##### SOURCE INFORMATION
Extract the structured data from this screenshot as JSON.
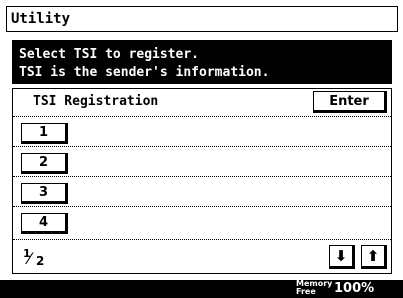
{
  "title": "Utility",
  "message": {
    "line1": "Select TSI to register.",
    "line2": "TSI is the sender's information."
  },
  "panel": {
    "header": "TSI Registration",
    "enter_label": "Enter",
    "items": [
      "1",
      "2",
      "3",
      "4"
    ],
    "page": {
      "current": "1",
      "total": "2"
    },
    "down_icon": "arrow-down-icon",
    "up_icon": "arrow-up-icon",
    "down_glyph": "⬇",
    "up_glyph": "⬆"
  },
  "status": {
    "memory_label_1": "Memory",
    "memory_label_2": "Free",
    "memory_value": "100%"
  }
}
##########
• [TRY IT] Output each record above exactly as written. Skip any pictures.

• [ANSWER FOR THIS EXERCISE]
Extract the structured data from this screenshot as JSON.
{
  "title": "Utility",
  "message": {
    "line1": "Select TSI to register.",
    "line2": "TSI is the sender's information."
  },
  "panel": {
    "header": "TSI Registration",
    "enter_label": "Enter",
    "items": [
      "1",
      "2",
      "3",
      "4"
    ],
    "page": {
      "current": "1",
      "total": "2"
    },
    "down_icon": "arrow-down-icon",
    "up_icon": "arrow-up-icon",
    "down_glyph": "⬇",
    "up_glyph": "⬆"
  },
  "status": {
    "memory_label_1": "Memory",
    "memory_label_2": "Free",
    "memory_value": "100%"
  }
}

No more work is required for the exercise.